Encyclopedia of Religion, edited by Lindsay Jones, volume 13, second edition, Macmillan Reference USA, 2005.
New Catholic Encyclopedia, volume 13, second edition, Gale, 2003.
Catholic Insight, January-February 1998.
U.S. Catholic, November 2005.
Thérèse of Lisieux
THÉRÈSE OF LISIEUX
THÉRÈSE OF LISIEUX (1873–1897), epithet of Thérèse Martin, French Carmelite nun and Catholic saint. Thérèse was the youngest of nine children born to Louis and Zélie Martin. When Thérèse was eight her family moved to the small Norman town of Lisieux, where she was to spend the remainder of her life, with the exception of one pilgrimage to Rome shortly before she entered the convent. Within a few years of the family's arrival in the town, Thérèse's two older sisters became nuns at the cloistered convent of Discalced Carmelites in Lisieux, and at an early age Thérèse decided to join them. Her first application to enter the convent, made when she was fourteen, was rejected on account of her age, but at fifteen she entered the convent.
In the cloister Thérèse exhibited unswerving fidelity to the Carmelite rule and unfailing kindness to the convent's twenty-five nuns, some of whom had quite unattractive personalities. However, the full dimensions of her spiritual life became evident only in her posthumously published autobiography. Eighteen months before her death she manifested signs of a fatal tubercular condition, and her last months were plagued by extreme pain and even nagging temptations against faith. She died at the age of twenty-four, exclaiming, "My God, I love you."

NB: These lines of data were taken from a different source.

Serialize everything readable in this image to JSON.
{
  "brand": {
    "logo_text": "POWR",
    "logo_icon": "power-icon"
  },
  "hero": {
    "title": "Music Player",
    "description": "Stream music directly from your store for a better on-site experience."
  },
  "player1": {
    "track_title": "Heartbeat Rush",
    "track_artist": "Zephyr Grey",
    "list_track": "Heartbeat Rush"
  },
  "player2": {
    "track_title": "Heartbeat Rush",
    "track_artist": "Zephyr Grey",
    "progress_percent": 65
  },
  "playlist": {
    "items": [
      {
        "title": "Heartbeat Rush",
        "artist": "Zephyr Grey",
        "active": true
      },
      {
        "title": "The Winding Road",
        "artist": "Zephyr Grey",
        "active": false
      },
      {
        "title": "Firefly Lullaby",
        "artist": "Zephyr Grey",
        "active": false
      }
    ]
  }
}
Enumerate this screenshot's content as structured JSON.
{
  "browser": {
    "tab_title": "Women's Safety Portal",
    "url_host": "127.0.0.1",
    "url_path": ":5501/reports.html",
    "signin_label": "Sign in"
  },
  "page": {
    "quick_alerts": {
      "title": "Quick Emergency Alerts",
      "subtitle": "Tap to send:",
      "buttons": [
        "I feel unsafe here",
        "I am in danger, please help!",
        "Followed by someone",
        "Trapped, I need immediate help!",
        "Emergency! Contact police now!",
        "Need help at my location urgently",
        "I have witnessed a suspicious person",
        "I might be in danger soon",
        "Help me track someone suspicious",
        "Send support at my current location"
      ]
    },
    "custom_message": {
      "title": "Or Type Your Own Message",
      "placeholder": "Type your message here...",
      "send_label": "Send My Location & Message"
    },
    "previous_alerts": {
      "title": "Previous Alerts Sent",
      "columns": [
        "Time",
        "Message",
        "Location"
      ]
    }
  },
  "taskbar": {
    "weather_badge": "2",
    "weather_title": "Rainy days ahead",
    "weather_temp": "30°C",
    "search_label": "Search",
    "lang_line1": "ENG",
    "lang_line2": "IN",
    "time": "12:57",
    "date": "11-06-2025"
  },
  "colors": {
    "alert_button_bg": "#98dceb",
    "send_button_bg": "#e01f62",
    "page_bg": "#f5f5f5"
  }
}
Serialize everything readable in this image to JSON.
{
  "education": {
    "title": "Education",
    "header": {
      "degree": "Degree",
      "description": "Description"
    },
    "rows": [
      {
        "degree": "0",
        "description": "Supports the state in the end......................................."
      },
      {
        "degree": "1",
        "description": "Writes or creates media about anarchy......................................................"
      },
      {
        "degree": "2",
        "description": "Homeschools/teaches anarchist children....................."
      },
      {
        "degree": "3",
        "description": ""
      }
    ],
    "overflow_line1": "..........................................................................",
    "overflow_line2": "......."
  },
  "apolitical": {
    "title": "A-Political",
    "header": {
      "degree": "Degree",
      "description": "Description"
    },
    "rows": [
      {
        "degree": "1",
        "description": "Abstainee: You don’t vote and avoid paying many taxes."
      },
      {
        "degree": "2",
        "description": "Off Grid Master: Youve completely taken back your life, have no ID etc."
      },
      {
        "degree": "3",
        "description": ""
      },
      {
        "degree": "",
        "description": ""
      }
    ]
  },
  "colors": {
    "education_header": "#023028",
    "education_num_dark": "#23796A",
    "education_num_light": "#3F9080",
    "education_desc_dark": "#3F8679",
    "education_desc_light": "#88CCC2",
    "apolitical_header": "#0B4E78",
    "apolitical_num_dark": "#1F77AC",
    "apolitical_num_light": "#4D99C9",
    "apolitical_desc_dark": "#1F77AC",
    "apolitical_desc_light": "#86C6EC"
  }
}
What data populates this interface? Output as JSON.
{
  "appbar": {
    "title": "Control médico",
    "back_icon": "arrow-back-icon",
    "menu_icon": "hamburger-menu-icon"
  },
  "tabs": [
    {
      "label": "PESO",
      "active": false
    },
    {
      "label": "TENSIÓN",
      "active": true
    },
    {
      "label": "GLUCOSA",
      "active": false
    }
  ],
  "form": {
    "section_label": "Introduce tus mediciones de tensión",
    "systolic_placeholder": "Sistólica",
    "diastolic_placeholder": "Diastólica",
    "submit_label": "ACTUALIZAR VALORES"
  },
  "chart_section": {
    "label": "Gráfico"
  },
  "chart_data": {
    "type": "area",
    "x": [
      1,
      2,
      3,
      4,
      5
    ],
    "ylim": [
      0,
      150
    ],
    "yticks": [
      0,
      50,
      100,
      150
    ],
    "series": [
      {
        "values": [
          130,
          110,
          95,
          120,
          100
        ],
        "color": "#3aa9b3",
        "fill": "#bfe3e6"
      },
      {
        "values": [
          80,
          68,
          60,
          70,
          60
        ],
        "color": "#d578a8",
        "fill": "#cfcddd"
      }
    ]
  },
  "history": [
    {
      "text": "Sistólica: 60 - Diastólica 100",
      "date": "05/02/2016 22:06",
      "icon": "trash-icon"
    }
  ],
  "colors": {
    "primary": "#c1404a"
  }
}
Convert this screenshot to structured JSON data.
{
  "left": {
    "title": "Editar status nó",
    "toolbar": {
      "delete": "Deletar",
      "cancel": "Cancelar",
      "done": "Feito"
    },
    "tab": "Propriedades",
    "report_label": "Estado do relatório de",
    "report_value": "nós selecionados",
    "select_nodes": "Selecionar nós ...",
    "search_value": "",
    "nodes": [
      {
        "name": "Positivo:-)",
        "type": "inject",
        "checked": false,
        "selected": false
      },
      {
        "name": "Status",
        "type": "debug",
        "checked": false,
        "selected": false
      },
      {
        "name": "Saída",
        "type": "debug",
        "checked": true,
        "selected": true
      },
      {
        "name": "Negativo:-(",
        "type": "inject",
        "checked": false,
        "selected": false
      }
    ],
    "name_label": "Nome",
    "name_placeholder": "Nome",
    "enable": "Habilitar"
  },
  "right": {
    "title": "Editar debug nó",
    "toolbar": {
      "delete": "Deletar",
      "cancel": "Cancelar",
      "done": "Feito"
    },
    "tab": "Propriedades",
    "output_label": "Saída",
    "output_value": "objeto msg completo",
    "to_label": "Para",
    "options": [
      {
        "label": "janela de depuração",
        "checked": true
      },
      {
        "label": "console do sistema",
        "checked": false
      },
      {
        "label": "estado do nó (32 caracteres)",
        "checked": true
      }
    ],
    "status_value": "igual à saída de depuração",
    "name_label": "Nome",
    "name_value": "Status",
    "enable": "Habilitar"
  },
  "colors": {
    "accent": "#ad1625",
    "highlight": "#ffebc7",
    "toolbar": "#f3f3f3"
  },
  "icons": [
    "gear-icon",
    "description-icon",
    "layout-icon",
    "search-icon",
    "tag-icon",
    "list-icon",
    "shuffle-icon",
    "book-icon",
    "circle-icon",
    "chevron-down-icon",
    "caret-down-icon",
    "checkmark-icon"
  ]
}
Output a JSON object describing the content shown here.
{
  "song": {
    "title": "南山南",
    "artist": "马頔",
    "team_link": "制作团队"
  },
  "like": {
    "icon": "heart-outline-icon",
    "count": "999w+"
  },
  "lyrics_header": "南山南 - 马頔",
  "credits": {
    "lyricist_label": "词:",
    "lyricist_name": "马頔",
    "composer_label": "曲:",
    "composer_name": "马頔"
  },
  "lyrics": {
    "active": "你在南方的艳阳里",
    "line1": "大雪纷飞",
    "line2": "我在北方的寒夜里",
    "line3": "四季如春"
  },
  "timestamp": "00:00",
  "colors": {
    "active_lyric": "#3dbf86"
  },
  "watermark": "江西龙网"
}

During the last years of her life Thérèse wrote her memoirs in three separate sections, mostly at the request of the convent's superior. One year after her death the memoirs were published under the title L'histoire d'une âme (The Story of a Soul). The simple book, written in epistolary style, is a candid recounting of her own unfailing love for and confidence in the goodness of God, and it achieved instant and enormous popularity in translations into many languages. In the next fifteen years alone more than a million copies were printed. This worldwide response prompted the Holy See to waive the usual fifty-year waiting period, and Thérèse was beatified in 1923 and canonized in 1925. In the bull of canonization, Pius XI said that she had achieved sanctity "without going beyond the common order of things."
Of the many English translations of L'histoire d'une âme, perhaps the most readable is Ronald Knox's Autobiography of St. Thérèse of Lisieux (New York, 1958), which is done in Knox's usual felicitous style. Other of Thérèse's writings are contained in Collected Letters of St. Thérèse of Lisieux, edited by Abbé André Combes and translated by Frank J. Sheed (New York, 1949). For a short but incisive biography, see John Beevers's Storm of Glory (New York, 1950); for a more critical study, see my book The Search for St. Thérèse (Garden City, N. Y., 1961).
Peter T. Rohrbach (1987)